;xaak-e ;hasrat-zadagaa;N par tuu gu;zar be-vasvaas
un sitam-kushto;N se ab ((ar.z-e tamannaa kyaa ho

1) on the dust of longing-stricken ones, pass without suspicion/anxiety
2) from those cruelty-slain ones, now what presentation/petition of longing would there be?



vasvaas : 'Anything suggested to the mind; an evil inspiration, a temptation of the devil; —distraction of mind; —doubt, suspicion; suspense; hesitation, apprehension, dread, perplexity; scrupulousness; fluctuation (of mind), wavering'. (Platts p.1192)

S. R. Faruqi:

The second aspect of this theme, Shaikh Ali Hazin has very well versified [in Persian], and it's possible that Mir might have benefitted from Ali Hazin:

'Oh my entirely coquettish one, don't aloofly pass by my tomb
For fear that, heedlessly, from my dust longing might send out a hand.'

In Shaikh Ali Hazin's verse, whatever is there is on the surface. Mir has overturned the theme, and has also enhanced the meaning. The first point is that the people who now have no concern about expressing their longing, have been slain by tyranny. That is, if they had not been slain by tyranny, but had only died from the pangs of separation and so on, then perhaps they would still have expressed their longing; but you have slain them through your tyranny. Now they have died in such a way that they cannot even bear the expression of longing-- so to speak, their longings and desires too have become dust.

In this regard, a second point is that in the first line he has said 'the dust of longing-stricken ones'-- that is, now they are only dust, nothing has remained in them. About this, a third point is that the people whose dust this is were longing-stricken. And ;hasrat is a name for the kind of longing that would not be fulfilled. Thus the ;hasrat-zadagaa;N might have expected/hoped that perhaps even after they had turned to dust, their longing might survive. (The disease of which a person dies leaves its marks on his dead body.) But since those people were slain by cruelty, now nothing has remained of them.
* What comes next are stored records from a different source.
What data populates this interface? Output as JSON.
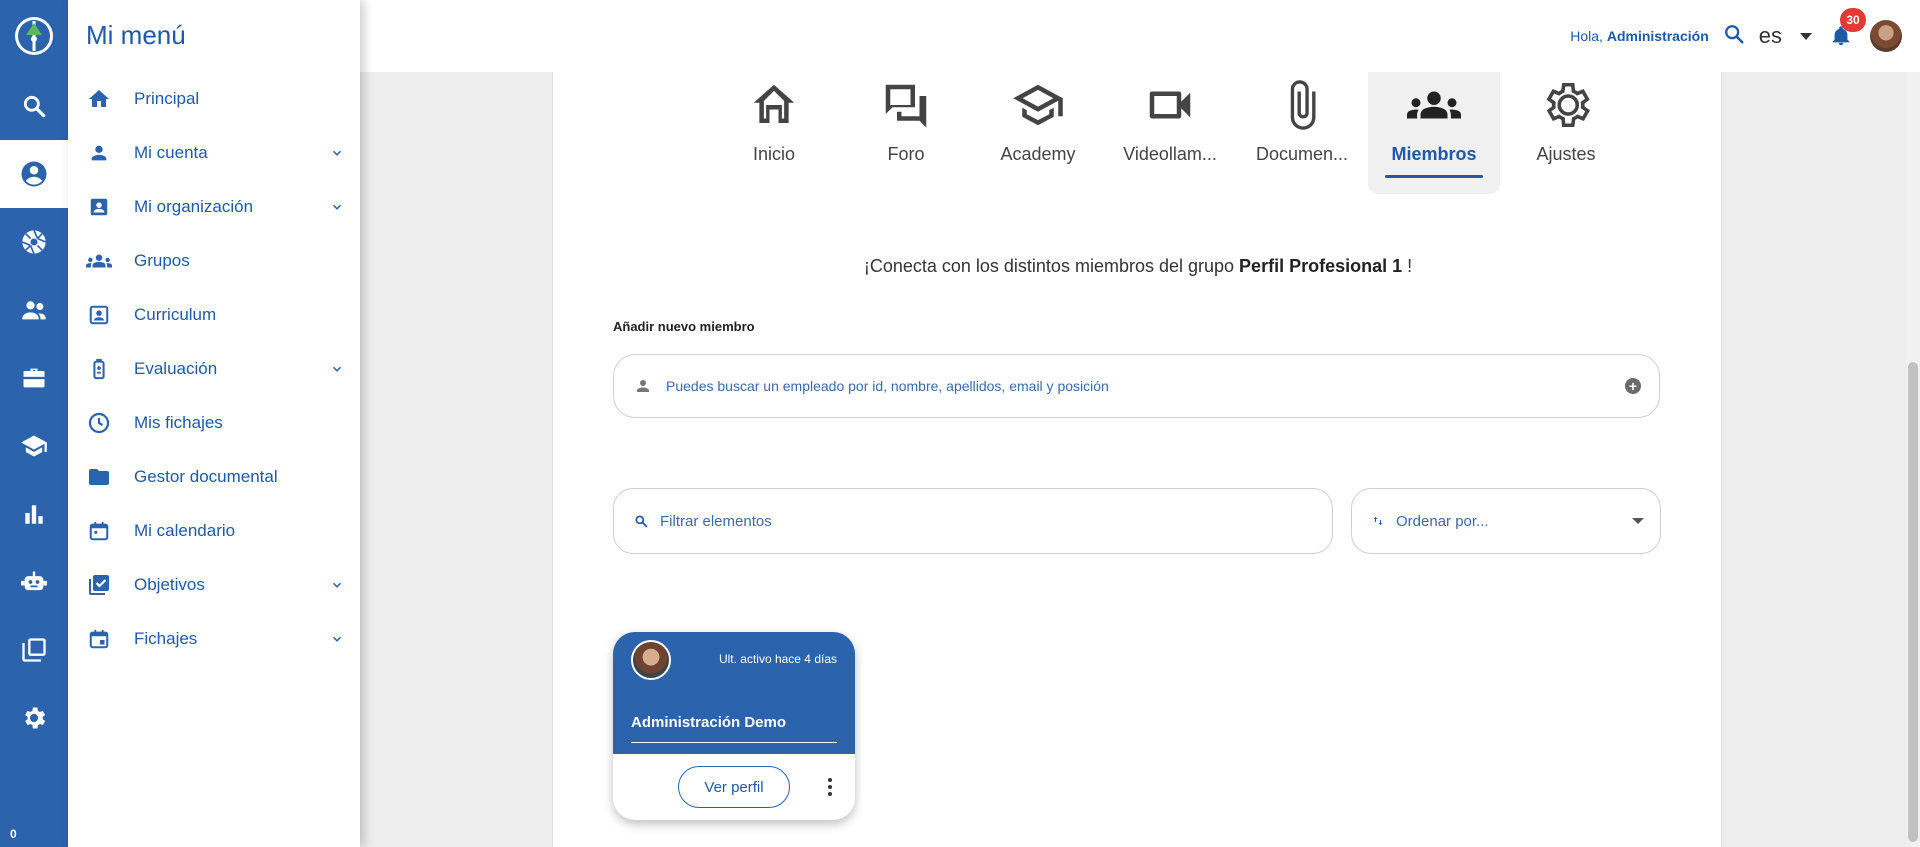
{
  "topbar": {
    "greeting": "Hola,",
    "user": "Administración",
    "language": "es",
    "notifications_count": "30"
  },
  "menu": {
    "title": "Mi menú",
    "items": [
      {
        "label": "Principal",
        "icon": "home-icon",
        "expandable": false
      },
      {
        "label": "Mi cuenta",
        "icon": "person-icon",
        "expandable": true
      },
      {
        "label": "Mi organización",
        "icon": "contact-card-icon",
        "expandable": true
      },
      {
        "label": "Grupos",
        "icon": "groups-icon",
        "expandable": false
      },
      {
        "label": "Curriculum",
        "icon": "portrait-icon",
        "expandable": false
      },
      {
        "label": "Evaluación",
        "icon": "evaluation-icon",
        "expandable": true
      },
      {
        "label": "Mis fichajes",
        "icon": "clock-icon",
        "expandable": false
      },
      {
        "label": "Gestor documental",
        "icon": "folder-icon",
        "expandable": false
      },
      {
        "label": "Mi calendario",
        "icon": "calendar-icon",
        "expandable": false
      },
      {
        "label": "Objetivos",
        "icon": "checklist-icon",
        "expandable": true
      },
      {
        "label": "Fichajes",
        "icon": "event-icon",
        "expandable": true
      }
    ]
  },
  "rail": {
    "counter": "0"
  },
  "tabs": [
    {
      "label": "Inicio",
      "icon": "home-outline-icon"
    },
    {
      "label": "Foro",
      "icon": "forum-icon"
    },
    {
      "label": "Academy",
      "icon": "school-icon"
    },
    {
      "label": "Videollam...",
      "icon": "videocam-icon"
    },
    {
      "label": "Documen...",
      "icon": "attachment-icon"
    },
    {
      "label": "Miembros",
      "icon": "groups-icon",
      "active": true
    },
    {
      "label": "Ajustes",
      "icon": "settings-icon"
    }
  ],
  "members": {
    "intro_prefix": "¡Conecta con los distintos miembros del grupo",
    "group_name": "Perfil Profesional 1",
    "intro_suffix": "!",
    "add_label": "Añadir nuevo miembro",
    "add_placeholder": "Puedes buscar un empleado por id, nombre, apellidos, email y posición",
    "filter_placeholder": "Filtrar elementos",
    "sort_placeholder": "Ordenar por..."
  },
  "card": {
    "status": "Ult. activo hace 4 días",
    "name": "Administración Demo",
    "button": "Ver perfil"
  },
  "colors": {
    "primary": "#2b63ad",
    "text_blue": "#1e5aa8",
    "badge": "#e53935"
  }
}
In this verse, the ability to extract so much meaning from such apparently commonplace words as ;hasrat-zadagaa;N and sitam-kushto;N is a proof of Mir's accomplished skill: he doesn't leave any word useless, but in fact makes even apparently useless words effective.

The ((ar.z-e tamannaa too, Shaikh Ali Hazin has used very well:

'If your pride cannot bear the annoyance of my society
In my gaze of weakness is a petition/presentation of longing.'

In this verse of Hazin's is an evocation of gesture like Mir's own. Musavvir Sabzvari has a verse:

mu;htaa:t kisii qabr-e dariidah se gu;zar jaa
aisaa nah ho ik haath nikal kar tujhe chhuu le

[pass carefully by any ragged grave
may it not be that a single hand would emerge and touch you!]

About this verse Sahba Vahid has said that it shows the influence of Munir Niyazi-- 'although it's clear that in a poetic or unpoetic way the theme of this verse is borrowed from Mir and Shaikh Ali Hazin, the expression lacks the clarity that is in the Shaikh's verse; and Mir's verse is even beyond the Shaikh's'.



I have nothing special to add.